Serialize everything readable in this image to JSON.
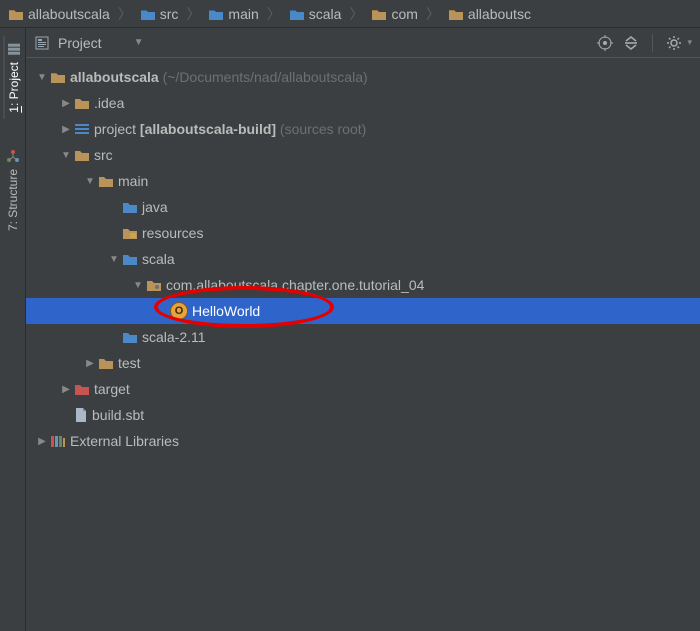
{
  "breadcrumb": [
    {
      "icon": "folder-tan",
      "label": "allaboutscala"
    },
    {
      "icon": "folder-blue",
      "label": "src"
    },
    {
      "icon": "folder-blue",
      "label": "main"
    },
    {
      "icon": "folder-blue",
      "label": "scala"
    },
    {
      "icon": "folder-tan",
      "label": "com"
    },
    {
      "icon": "folder-tan",
      "label": "allaboutsc"
    }
  ],
  "gutter": {
    "project": {
      "label": "1: Project",
      "underlined_idx": 3
    },
    "structure": {
      "label": "7: Structure"
    }
  },
  "panel": {
    "title": "Project"
  },
  "tree": {
    "root": {
      "name": "allaboutscala",
      "path": "(~/Documents/nad/allaboutscala)"
    },
    "idea": ".idea",
    "project_mod": {
      "pre": "project ",
      "bold": "[allaboutscala-build]",
      "post": " (sources root)"
    },
    "src": "src",
    "main": "main",
    "java": "java",
    "resources": "resources",
    "scala": "scala",
    "pkg": "com.allaboutscala.chapter.one.tutorial_04",
    "hello": "HelloWorld",
    "scala211": "scala-2.11",
    "test": "test",
    "target": "target",
    "build": "build.sbt",
    "external": "External Libraries"
  },
  "icons": {
    "obj_letter": "O"
  }
}
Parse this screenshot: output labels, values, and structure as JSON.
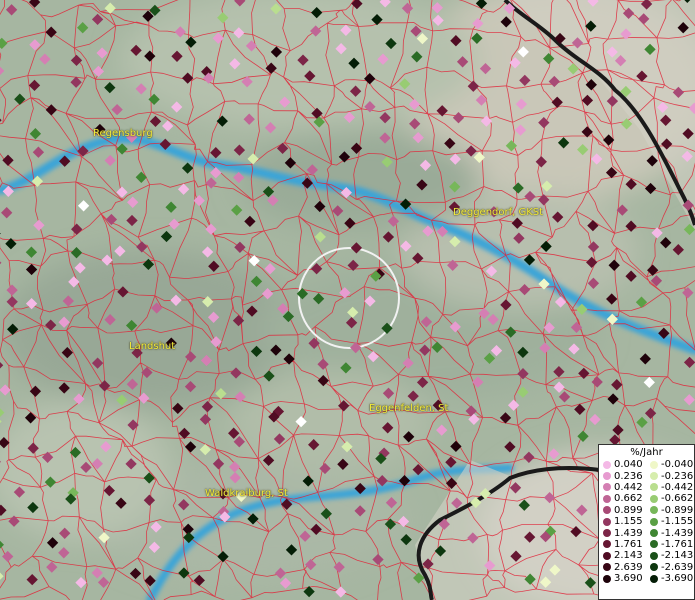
{
  "legend": {
    "title": "%/Jahr",
    "positive": [
      {
        "label": "0.040",
        "color": "#f4b9e6"
      },
      {
        "label": "0.236",
        "color": "#e79bd0"
      },
      {
        "label": "0.442",
        "color": "#d47fb3"
      },
      {
        "label": "0.662",
        "color": "#bf6595"
      },
      {
        "label": "0.899",
        "color": "#a84a76"
      },
      {
        "label": "1.155",
        "color": "#933760"
      },
      {
        "label": "1.439",
        "color": "#7c2547"
      },
      {
        "label": "1.761",
        "color": "#661632"
      },
      {
        "label": "2.143",
        "color": "#500c23"
      },
      {
        "label": "2.639",
        "color": "#380615"
      },
      {
        "label": "3.690",
        "color": "#1e020a"
      }
    ],
    "negative": [
      {
        "label": "-0.040",
        "color": "#eff7c8"
      },
      {
        "label": "-0.236",
        "color": "#d6edad"
      },
      {
        "label": "-0.442",
        "color": "#b9de8f"
      },
      {
        "label": "-0.662",
        "color": "#98cc73"
      },
      {
        "label": "-0.899",
        "color": "#77b75a"
      },
      {
        "label": "-1.155",
        "color": "#5aa045"
      },
      {
        "label": "-1.439",
        "color": "#3f8633"
      },
      {
        "label": "-1.761",
        "color": "#2a6b25"
      },
      {
        "label": "-2.143",
        "color": "#1a5019"
      },
      {
        "label": "-2.639",
        "color": "#0d370f"
      },
      {
        "label": "-3.690",
        "color": "#041d06"
      }
    ]
  },
  "places": [
    {
      "name": "Regensburg",
      "key": "regensburg"
    },
    {
      "name": "Deggendorf, GKSt",
      "key": "deggendorf"
    },
    {
      "name": "Landshut",
      "key": "landshut"
    },
    {
      "name": "Eggenfelden, St",
      "key": "eggenfelden"
    },
    {
      "name": "Waldkraiburg, St",
      "key": "waldkraiburg"
    }
  ],
  "colors": {
    "boundary": "#e0263a",
    "river": "#3aa4d8",
    "border": "#1a1a1a",
    "terrain": "#a9b9a6",
    "selection_ring": "#f2f2f2"
  }
}
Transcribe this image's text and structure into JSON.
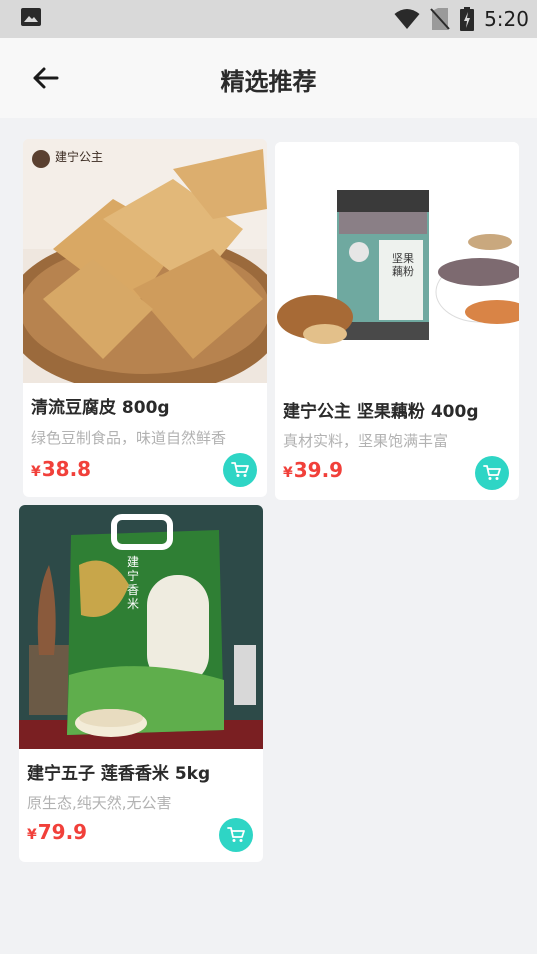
{
  "status_bar": {
    "time": "5:20"
  },
  "header": {
    "title": "精选推荐"
  },
  "products": [
    {
      "name": "清流豆腐皮 800g",
      "desc": "绿色豆制食品，味道自然鲜香",
      "currency": "¥",
      "price": "38.8",
      "photo_label": "建宁公主"
    },
    {
      "name": "建宁公主 坚果藕粉 400g",
      "desc": "真材实料，坚果饱满丰富",
      "currency": "¥",
      "price": "39.9",
      "photo_label": "坚果藕粉"
    },
    {
      "name": "建宁五子 莲香香米 5kg",
      "desc": "原生态,纯天然,无公害",
      "currency": "¥",
      "price": "79.9",
      "photo_label": "建宁香米"
    }
  ],
  "colors": {
    "accent": "#2ed5c5",
    "price": "#f1403a"
  }
}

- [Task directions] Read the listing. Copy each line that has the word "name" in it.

- [Response to this exercise]
      "name": "allaboutscala",
      "name": "Regensburg",
      "name": "Deggendorf, GKSt",
      "name": "Landshut",
      "name": "Eggenfelden, St",
      "name": "Waldkraiburg, St",
      "name": "清流豆腐皮 800g",
      "name": "建宁公主 坚果藕粉 400g",
      "name": "建宁五子 莲香香米 5kg",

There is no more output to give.